To improve their performance, both in and out of government, politicians also need professional training, I reckon. This training may help them to better understand how political activities should be carried out in a modern age aligned with people’s needs, hopes and aspirations.

It is fair to say that politicians need to understand the dynamics of policy impact and interplay of relevant factors that need to be taken into consideration in developing policies and programs for social and economic development. It is the politicians (party in power) who are ultimately responsible for all the actions taken by the government. Public servants or bureaucrats just serve the government of the day and are accountable to the government for their actions. The government takes advice from the public servants and makes policy decisions for which it is accountable to the people through the parliament.

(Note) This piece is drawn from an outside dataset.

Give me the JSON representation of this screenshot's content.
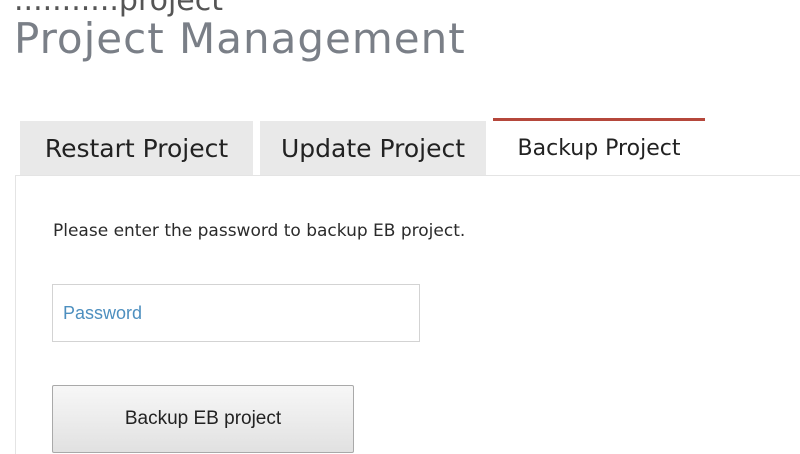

Politicians of all shades of opinion, especially those in government, should think about how to improve their own performance through training just as the public servants are supposed to improve their performance through personal development and training measures. Right training is designed to increase capabilities of the trainees that help develop innovative and effective solution to problems.

Even an opposition leader and other politicians need open-mindedness and an analytical capacity to criticise a government policy or action in a constructive way. Political training can assist them in this regard. In many cases, administrative, development and engineering consultants are engaged with overseas aid. Is there a need for political consultancy in the context of bringing about behavioural change in politics? It could be a food for thought.

We should understand that the blame game does not serve any purpose of unity, cooperation or reconciliation. It simply alienates one party from the other and has the potential to increase political animosity, discord and confrontation ending up in violence. This is likely to destabilise the political atmosphere again – a scenario of status quo and no change.

If the Awami League leader Sheikh Hasina really believes in the politics of unity and cooperation, she should avoid playing the old blame game but rather concentrate on developing a credible platform for her party to contest the upcoming parliamentary elections. She should present a solid and pragmatic political agenda to the people arguing why her election agenda is better than those of other parties in terms of generating positive impact on economic growth, social development and job creation. She should also spell out how she would implement her election agenda, if her party is elected to govern the country.

People expect more mature, responsible and civil behaviour from the politicians at a time when the country is passing through enormous political challenges. Harping on the same string is of little use, I believe.

Source URL: